Asunto(s)
Migración Animal/ética , Derechos del Animal , Discusiones Bioéticas , Conservación de los Recursos Naturales/métodos , Toma de Decisiones , Ecosistema , Animales , Biodiversidad , Conservación de los Recursos Naturales/tendencias
11.
Ecology ; 88(6): 1401-7, 2007 Jun.
Artículo en Inglés | MEDLINE | ID: mdl-17601133

RESUMEN

Minimum patch size for a viable population can be estimated in several ways. The density-area method estimates minimum patch size as the smallest area in which no new individuals are encountered as one extends the arbitrary boundaries of a study area outward. The density-area method eliminates the assumption of no variation in density with size of habitat area that accompanies other methods, but it is untested in situations in which habitat loss has confined populations to small areas. We used a variant of the density area method to study the minimum patch size for the gopher tortoise (Gopherus polyphemus) in Florida, USA, where this keystone species is being confined to ever smaller habitat fragments. The variant was based on the premise that individuals within populations are likely to occur at unusually high densities when confined to small areas, and it estimated minimum patch size as the smallest area beyond which density plateaus. The data for our study came from detailed surveys of 38 populations of the tortoise. For all 38 populations, the areas occupied were determined empirically, and for 19 of them, duplicate surveys were undertaken about a decade apart. We found that a consistent inverse density area relationship was present over smaller areas. The minimum patch size estimated from the density-area relationship was at least 100 ha, which is substantially larger than previous estimates. The relative abundance of juveniles was inversely related to population density for sites with relatively poor habitat quality, indicating that the estimated minimum patch size could represent an extinction threshold. We concluded that a negative density area relationship may be an inevitable consequence of excessive habitat loss. We also concluded that any detrimental effects of an inverse density area relationship may be exacerbated by the deterioration in habitat quality that often accompanies habitat loss. Finally, we concluded that the value of any estimate of minimum patch size as a conservation tool is compromised by excessive habitat loss.

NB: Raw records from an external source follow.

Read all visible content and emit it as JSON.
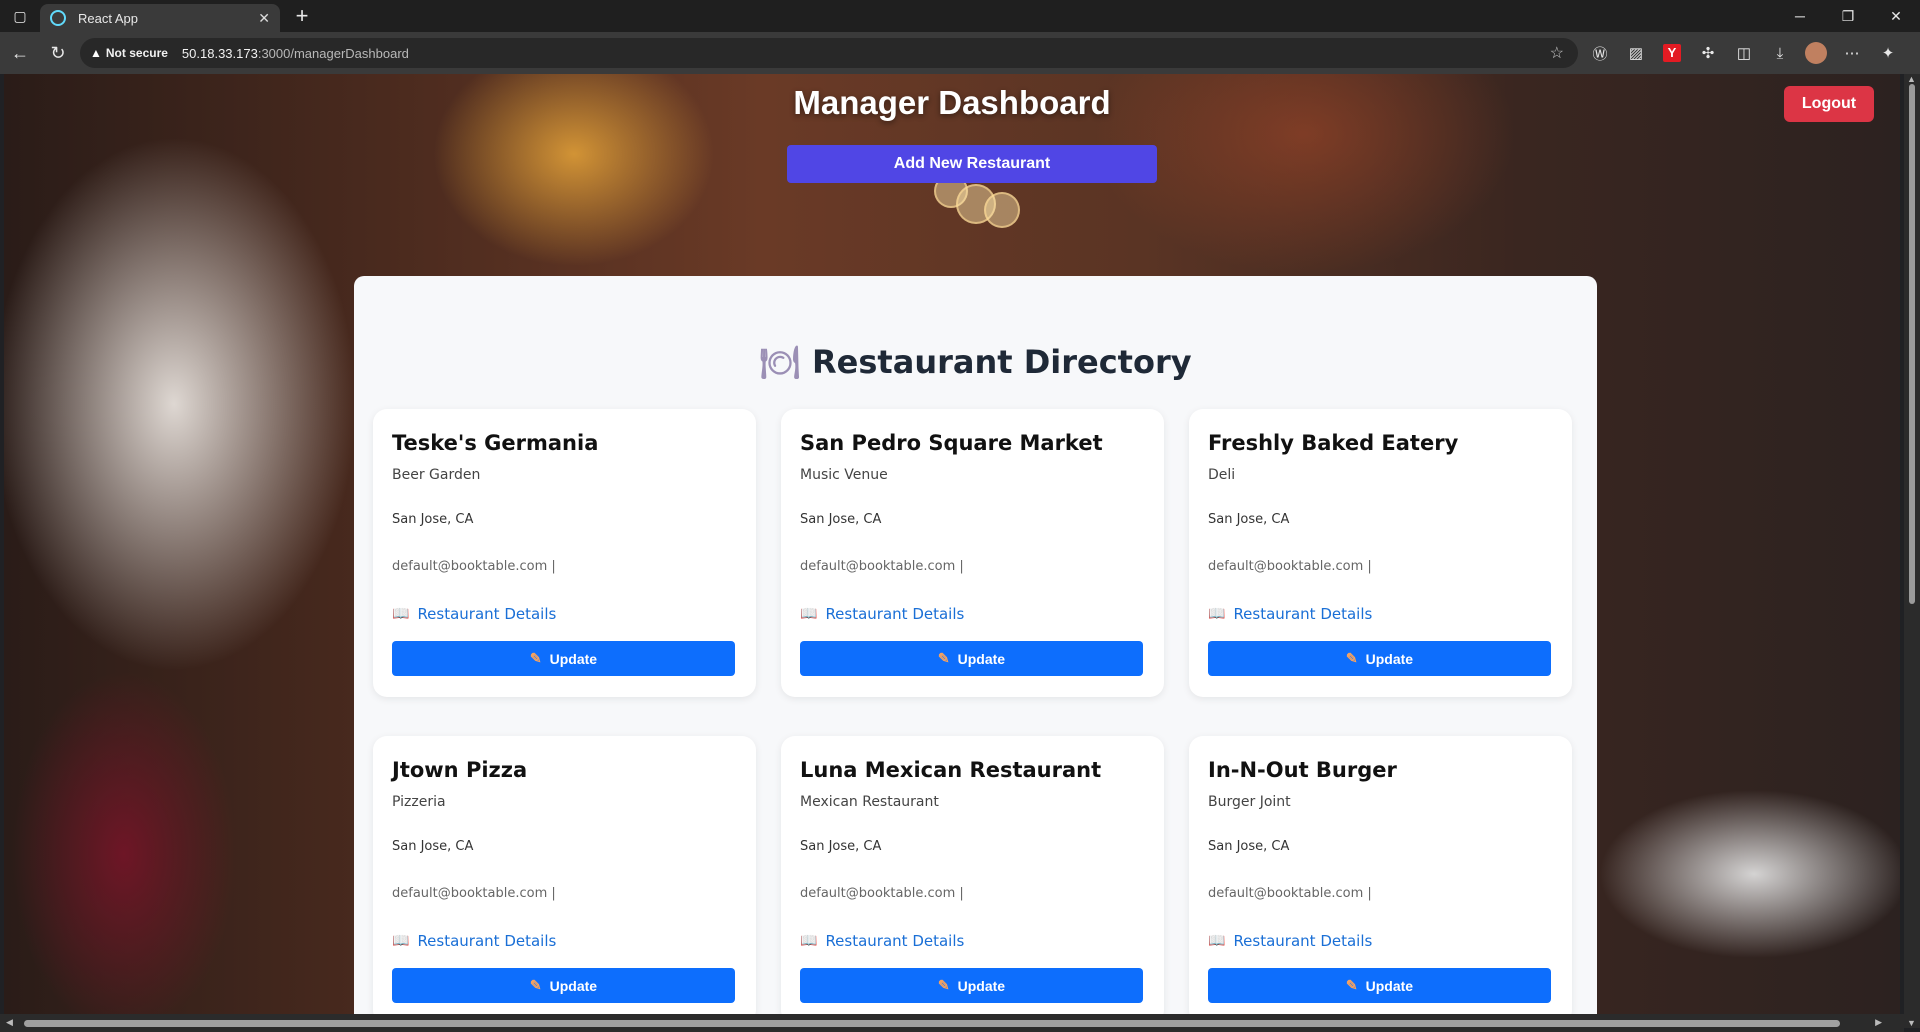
{
  "browser": {
    "tab_title": "React App",
    "security_label": "Not secure",
    "url_host": "50.18.33.173",
    "url_path": ":3000/managerDashboard"
  },
  "header": {
    "title": "Manager Dashboard",
    "logout_label": "Logout",
    "add_label": "Add New Restaurant"
  },
  "directory": {
    "title": "Restaurant Directory",
    "details_label": "Restaurant Details",
    "update_label": "Update",
    "restaurants": [
      {
        "name": "Teske's Germania",
        "cuisine": "Beer Garden",
        "location": "San Jose, CA",
        "email": "default@booktable.com |"
      },
      {
        "name": "San Pedro Square Market",
        "cuisine": "Music Venue",
        "location": "San Jose, CA",
        "email": "default@booktable.com |"
      },
      {
        "name": "Freshly Baked Eatery",
        "cuisine": "Deli",
        "location": "San Jose, CA",
        "email": "default@booktable.com |"
      },
      {
        "name": "Jtown Pizza",
        "cuisine": "Pizzeria",
        "location": "San Jose, CA",
        "email": "default@booktable.com |"
      },
      {
        "name": "Luna Mexican Restaurant",
        "cuisine": "Mexican Restaurant",
        "location": "San Jose, CA",
        "email": "default@booktable.com |"
      },
      {
        "name": "In-N-Out Burger",
        "cuisine": "Burger Joint",
        "location": "San Jose, CA",
        "email": "default@booktable.com |"
      }
    ]
  },
  "colors": {
    "add_button": "#5046e5",
    "logout_button": "#dc3545",
    "update_button": "#0d6efd",
    "link": "#1a6fd6"
  },
  "icons": [
    "react-favicon",
    "plate-cutlery-icon",
    "open-book-icon",
    "pencil-icon"
  ]
}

Asunto(s)
Conservación de los Recursos Naturales , Ecosistema , Monitoreo del Ambiente/métodos , Tortugas/crecimiento & desarrollo , Animales , Demografía , Femenino , Florida , Masculino , Densidad de Población , Dinámica Poblacional , Tortugas/fisiología
12.
J Hered ; 97(2): 150-7, 2006.
Artículo en Inglés | MEDLINE | ID: mdl-16489146

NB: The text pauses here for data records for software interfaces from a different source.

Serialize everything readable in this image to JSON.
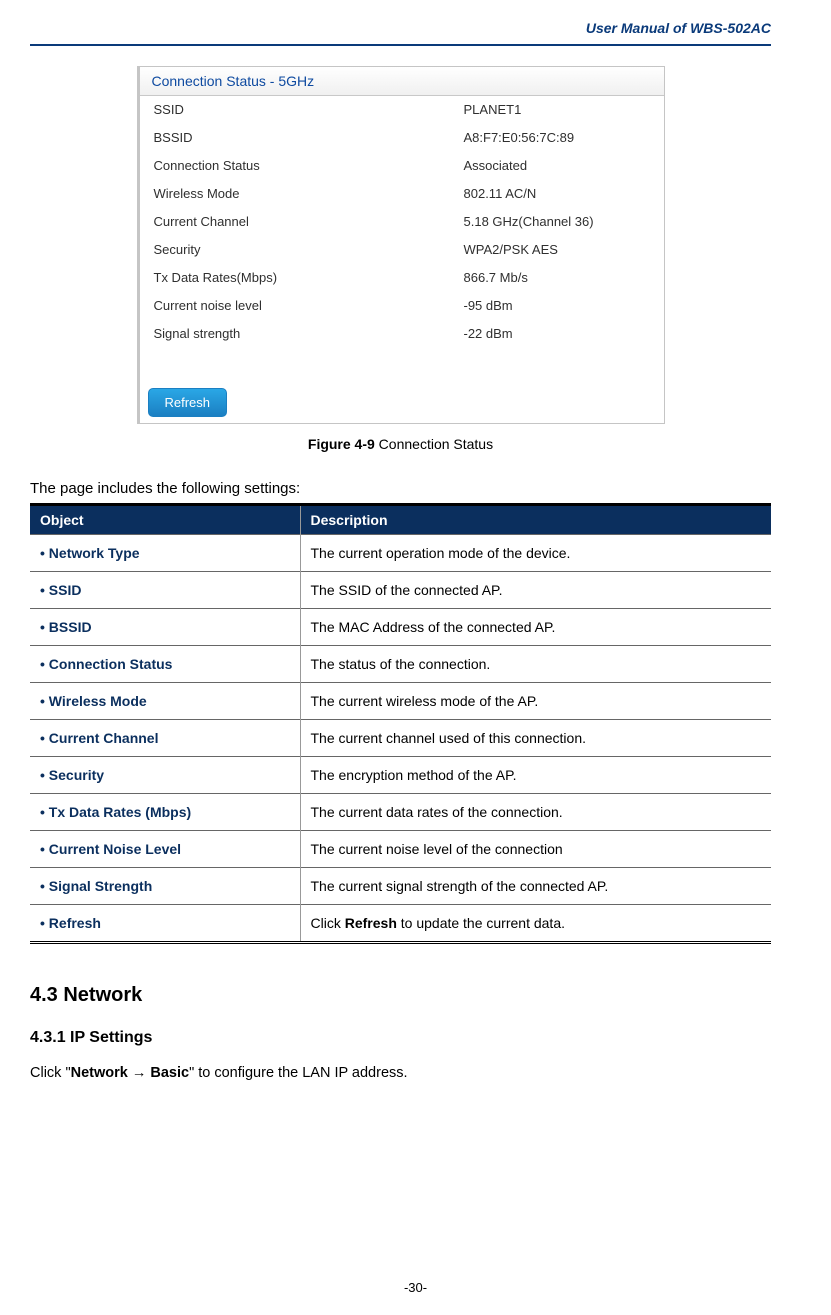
{
  "header": "User Manual of WBS-502AC",
  "shot": {
    "title": "Connection Status - 5GHz",
    "rows": [
      {
        "k": "SSID",
        "v": "PLANET1"
      },
      {
        "k": "BSSID",
        "v": "A8:F7:E0:56:7C:89"
      },
      {
        "k": "Connection Status",
        "v": "Associated"
      },
      {
        "k": "Wireless Mode",
        "v": "802.11 AC/N"
      },
      {
        "k": "Current Channel",
        "v": "5.18 GHz(Channel 36)"
      },
      {
        "k": "Security",
        "v": "WPA2/PSK AES"
      },
      {
        "k": "Tx Data Rates(Mbps)",
        "v": "866.7 Mb/s"
      },
      {
        "k": "Current noise level",
        "v": "-95 dBm"
      },
      {
        "k": "Signal strength",
        "v": "-22 dBm"
      }
    ],
    "refresh": "Refresh"
  },
  "figure": {
    "bold": "Figure 4-9",
    "rest": " Connection Status"
  },
  "intro": "The page includes the following settings:",
  "table": {
    "head": {
      "obj": "Object",
      "desc": "Description"
    },
    "rows": [
      {
        "obj": "Network Type",
        "desc": "The current operation mode of the device."
      },
      {
        "obj": "SSID",
        "desc": "The SSID of the connected AP."
      },
      {
        "obj": "BSSID",
        "desc": "The MAC Address of the connected AP."
      },
      {
        "obj": "Connection Status",
        "desc": "The status of the connection."
      },
      {
        "obj": "Wireless Mode",
        "desc": "The current wireless mode of the AP."
      },
      {
        "obj": "Current Channel",
        "desc": "The current channel used of this connection."
      },
      {
        "obj": "Security",
        "desc": "The encryption method of the AP."
      },
      {
        "obj": "Tx Data Rates (Mbps)",
        "desc": "The current data rates of the connection."
      },
      {
        "obj": "Current Noise Level",
        "desc": "The current noise level of the connection"
      },
      {
        "obj": "Signal Strength",
        "desc": "The current signal strength of the connected AP."
      },
      {
        "obj": "Refresh",
        "desc_pre": "Click ",
        "desc_bold": "Refresh",
        "desc_post": " to update the current data.",
        "isRefresh": true
      }
    ]
  },
  "sec43": "4.3  Network",
  "sec431": "4.3.1  IP Settings",
  "para": {
    "pre": "Click \"",
    "bold": "Network → Basic",
    "post": "\" to configure the LAN IP address."
  },
  "footer": "-30-"
}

RESUMEN

Little is known about the reproductive behaviors and the actual outcomes of mating attempts in the gopher tortoise (Gopherus polyphemus). We examined the mating system and reproductive behaviors of a population of gopher tortoises in central Florida. Using microsatellite markers, we assigned fathers to the offspring of seven clutches and determined that multiple fathers were present in two of the seven clutches examined. We found that gopher tortoises exhibited a promiscuous mating system with larger males fertilizing the majority of clutches. The advantage of larger males over smaller males in fertilizing females may be a result of larger males winning access to females in aggressive bouts with other males or larger males may be more attractive to females. Clutches produced by larger females tended to be sired by a single male, whereas clutches of smaller females tended to be sired by multiple males.

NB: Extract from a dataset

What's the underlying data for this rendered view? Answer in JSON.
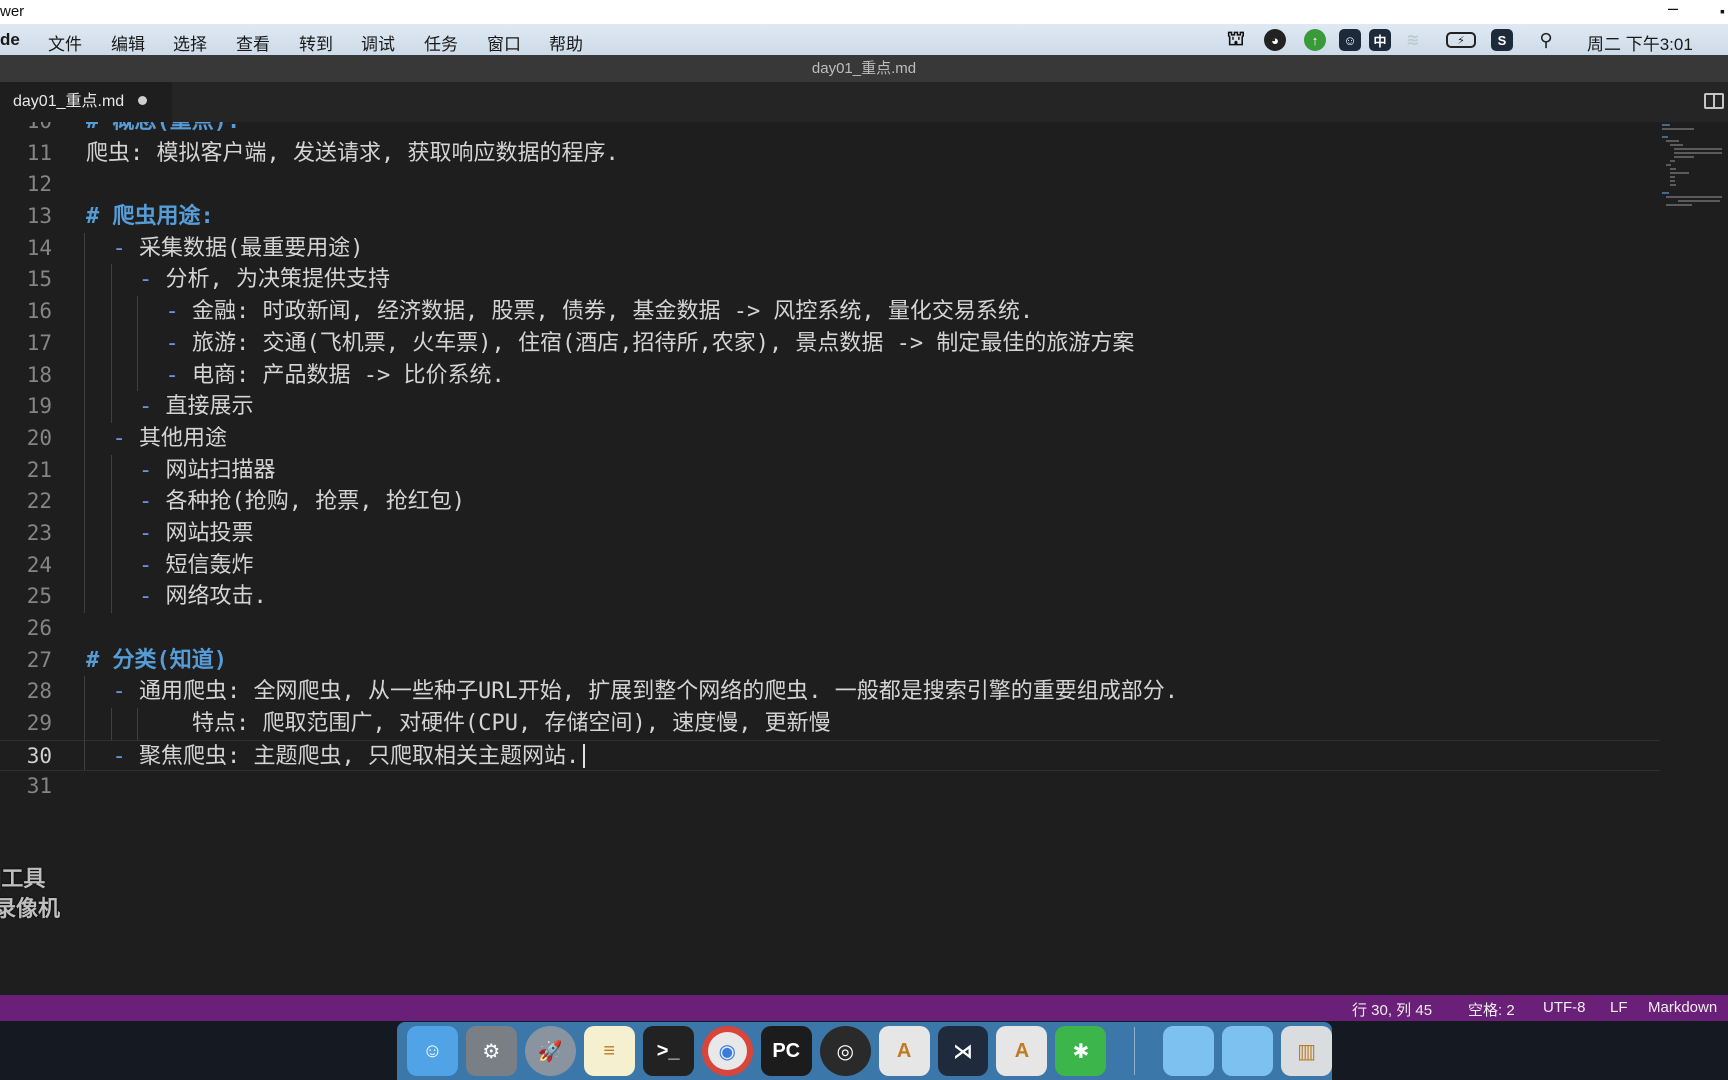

Asunto(s)
Conducta Sexual Animal/fisiología , Tortugas/genética , Animales , Femenino , Fertilización/genética , Frecuencia de los Genes , Masculino , Repeticiones de Microsatélite , Oviposición , Tortugas/anatomía & histología
13.
Evolution ; 34(1): 193-203, 1980 Jan.
Artículo en Inglés | MEDLINE | ID: mdl-28563197
SELECCIÓN DE REFERENCIAS
DETALLE DE LA BÚSQUEDA
...